## Source data
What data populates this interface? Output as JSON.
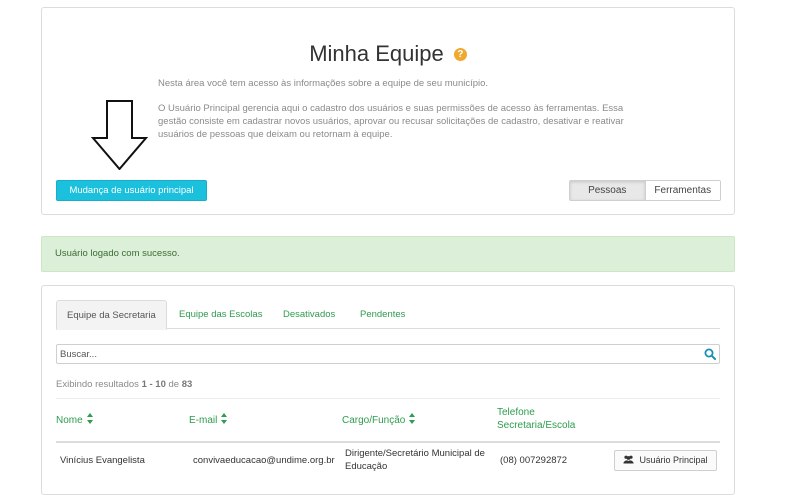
{
  "header": {
    "title": "Minha Equipe",
    "help_icon_glyph": "?",
    "intro_paragraph_1": "Nesta área você tem acesso às informações sobre a equipe de seu município.",
    "intro_paragraph_2": "O Usuário Principal gerencia aqui o cadastro dos usuários e suas permissões de acesso às ferramentas. Essa gestão consiste em cadastrar novos usuários, aprovar ou recusar solicitações de cadastro, desativar e reativar usuários de pessoas que deixam ou retornam à equipe.",
    "change_user_button": "Mudança de usuário principal",
    "view_toggle": [
      "Pessoas",
      "Ferramentas"
    ],
    "view_toggle_active": "Pessoas"
  },
  "alert": {
    "message": "Usuário logado com sucesso."
  },
  "team": {
    "tabs": [
      "Equipe da Secretaria",
      "Equipe das Escolas",
      "Desativados",
      "Pendentes"
    ],
    "active_tab": "Equipe da Secretaria",
    "search_placeholder": "Buscar...",
    "results": {
      "prefix": "Exibindo resultados",
      "range": "1 - 10",
      "connector": "de",
      "total": "83"
    },
    "columns": [
      "Nome",
      "E-mail",
      "Cargo/Função",
      "Telefone Secretaria/Escola"
    ],
    "rows": [
      {
        "nome": "Vinícius Evangelista",
        "email": "convivaeducacao@undime.org.br",
        "cargo": "Dirigente/Secretário Municipal de Educação",
        "telefone": "(08) 007292872",
        "role_button": "Usuário Principal",
        "role_icon": "users-icon"
      }
    ]
  },
  "colors": {
    "accent_button": "#1bc0dd",
    "link_green": "#2e9b4e",
    "alert_bg": "#dcefd8",
    "help_icon": "#f0a830"
  }
}
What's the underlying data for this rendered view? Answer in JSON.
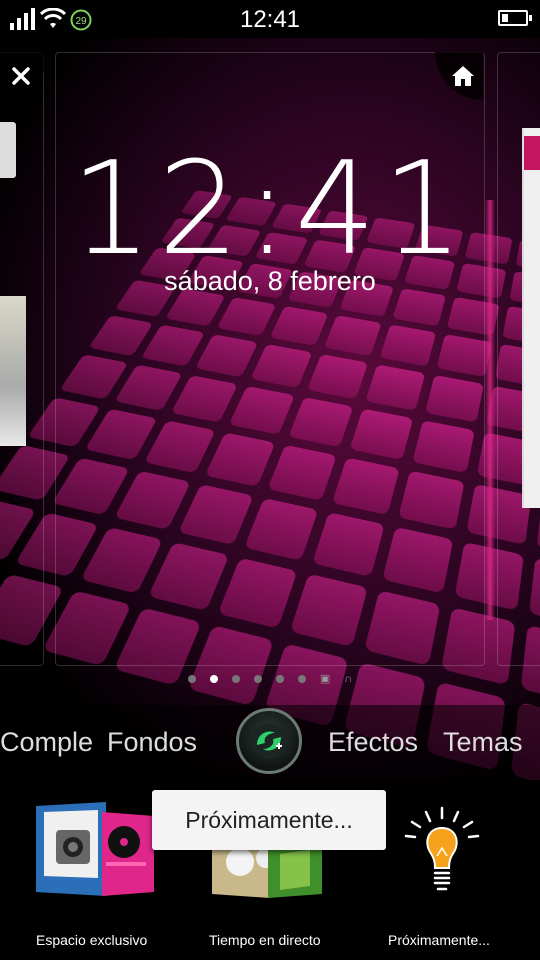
{
  "status_bar": {
    "time": "12:41",
    "notification_badge": "29",
    "battery_level": 0.25,
    "icons": [
      "signal-icon",
      "wifi-icon",
      "notification-badge-icon",
      "battery-icon"
    ]
  },
  "lockscreen": {
    "clock": "12:41",
    "date": "sábado, 8 febrero"
  },
  "pager": {
    "page_count": 6,
    "active_index": 1,
    "extra_icons": [
      "image-icon",
      "headphones-icon"
    ]
  },
  "tabs": {
    "items": [
      {
        "label": "Comple"
      },
      {
        "label": "Fondos"
      },
      {
        "label": "Efectos"
      },
      {
        "label": "Temas"
      }
    ]
  },
  "bottom_items": [
    {
      "label": "Espacio exclusivo",
      "icon": "exclusive-space-icon"
    },
    {
      "label": "Tiempo en directo",
      "icon": "live-weather-icon"
    },
    {
      "label": "Próximamente...",
      "icon": "lightbulb-icon"
    }
  ],
  "tooltip": {
    "text": "Próximamente..."
  },
  "colors": {
    "accent_pink": "#b01a76",
    "fab_green": "#2fd16a"
  }
}
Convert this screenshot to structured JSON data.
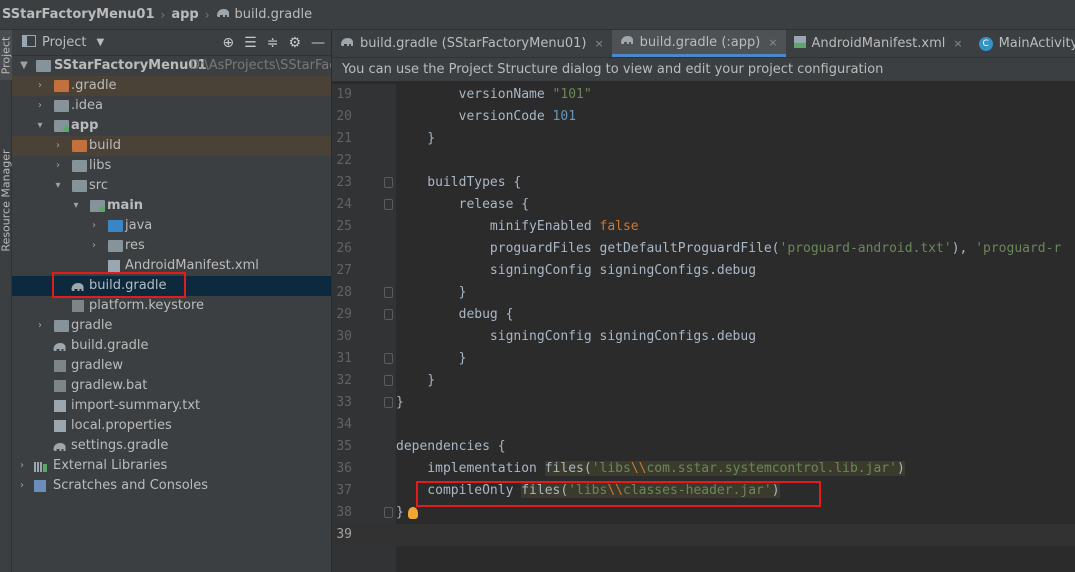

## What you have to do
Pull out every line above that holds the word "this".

## Written solution
What data populates this interface? Output as JSON.
What's the underlying data for this rendered view? Answer in JSON.
Convert this screenshot to structured JSON data.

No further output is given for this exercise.